* Exercise aim: Leave out the pictures and copy each record below exactly.

______

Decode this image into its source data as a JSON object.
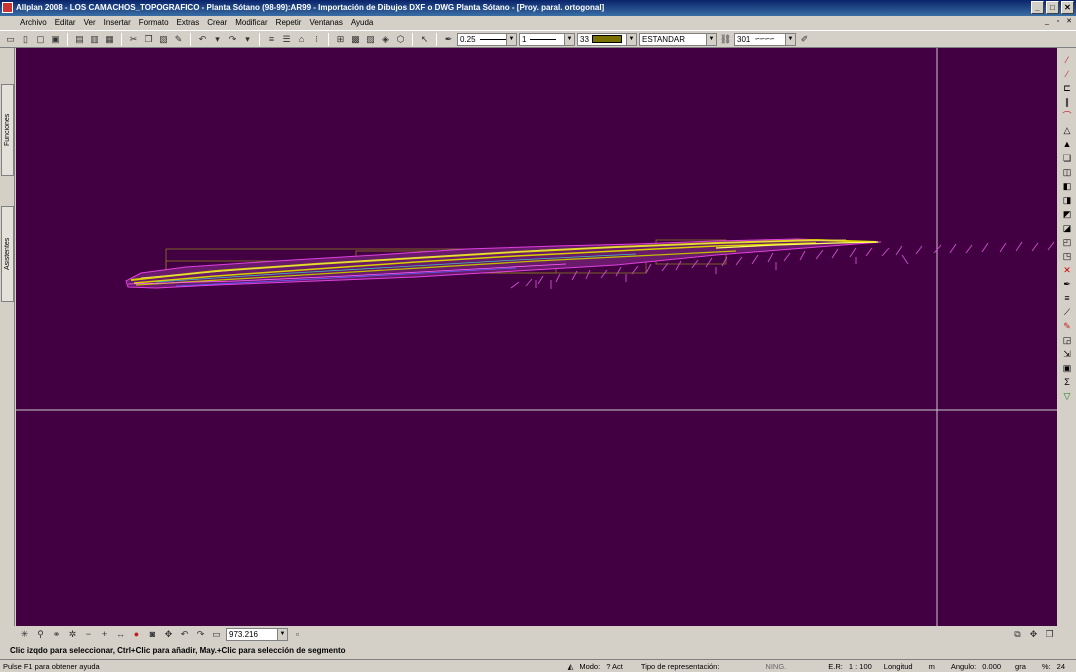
{
  "window": {
    "title": "Allplan 2008 - LOS CAMACHOS_TOPOGRAFICO - Planta Sótano (98-99):AR99 - Importación de Dibujos DXF o DWG Planta Sótano - [Proy. paral. ortogonal]",
    "minimize": "_",
    "maximize": "□",
    "close": "✕"
  },
  "menu": {
    "items": [
      "Archivo",
      "Editar",
      "Ver",
      "Insertar",
      "Formato",
      "Extras",
      "Crear",
      "Modificar",
      "Repetir",
      "Ventanas",
      "Ayuda"
    ],
    "doc_minimize": "_",
    "doc_restore": "▫",
    "doc_close": "✕"
  },
  "toolbar": {
    "pen": "0.25",
    "line": "1",
    "color": "33",
    "layer": "ESTANDAR",
    "pattern": "301",
    "color_hex": "#7a7200"
  },
  "left_dock": {
    "tab1": "Funciones",
    "tab2": "Asistentes"
  },
  "bottom_toolbar": {
    "zoom_value": "973.216"
  },
  "prompt": "Clic izqdo para seleccionar, Ctrl+Clic para añadir, May.+Clic para selección de segmento",
  "status": {
    "help": "Pulse F1 para obtener ayuda",
    "mode_label": "Modo:",
    "mode_value": "? Act",
    "repr_label": "Tipo de representación:",
    "repr_value": "NING.",
    "scale_label": "E.R:",
    "scale_value": "1 : 100",
    "length_label": "Longitud",
    "length_unit": "m",
    "angle_label": "Angulo:",
    "angle_value": "0.000",
    "angle_unit": "gra",
    "percent_label": "%:",
    "percent_value": "24"
  },
  "colors": {
    "viewport_bg": "#420042",
    "crosshair": "#c8c8c8",
    "terrain_yellow": "#d8d000",
    "terrain_magenta": "#e040e0",
    "frame_olive": "#8a7a20"
  }
}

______

* Answer box:
Decode this image into its source data as a JSON object.
{
  "window": {
    "title": "Allplan 2008 - LOS CAMACHOS_TOPOGRAFICO - Planta Sótano (98-99):AR99 - Importación de Dibujos DXF o DWG Planta Sótano - [Proy. paral. ortogonal]",
    "minimize": "_",
    "maximize": "□",
    "close": "✕"
  },
  "menu": {
    "items": [
      "Archivo",
      "Editar",
      "Ver",
      "Insertar",
      "Formato",
      "Extras",
      "Crear",
      "Modificar",
      "Repetir",
      "Ventanas",
      "Ayuda"
    ],
    "doc_minimize": "_",
    "doc_restore": "▫",
    "doc_close": "✕"
  },
  "toolbar": {
    "pen": "0.25",
    "line": "1",
    "color": "33",
    "layer": "ESTANDAR",
    "pattern": "301",
    "color_hex": "#7a7200"
  },
  "left_dock": {
    "tab1": "Funciones",
    "tab2": "Asistentes"
  },
  "bottom_toolbar": {
    "zoom_value": "973.216"
  },
  "prompt": "Clic izqdo para seleccionar, Ctrl+Clic para añadir, May.+Clic para selección de segmento",
  "status": {
    "help": "Pulse F1 para obtener ayuda",
    "mode_label": "Modo:",
    "mode_value": "? Act",
    "repr_label": "Tipo de representación:",
    "repr_value": "NING.",
    "scale_label": "E.R:",
    "scale_value": "1 : 100",
    "length_label": "Longitud",
    "length_unit": "m",
    "angle_label": "Angulo:",
    "angle_value": "0.000",
    "angle_unit": "gra",
    "percent_label": "%:",
    "percent_value": "24"
  },
  "colors": {
    "viewport_bg": "#420042",
    "crosshair": "#c8c8c8",
    "terrain_yellow": "#d8d000",
    "terrain_magenta": "#e040e0",
    "frame_olive": "#8a7a20"
  }
}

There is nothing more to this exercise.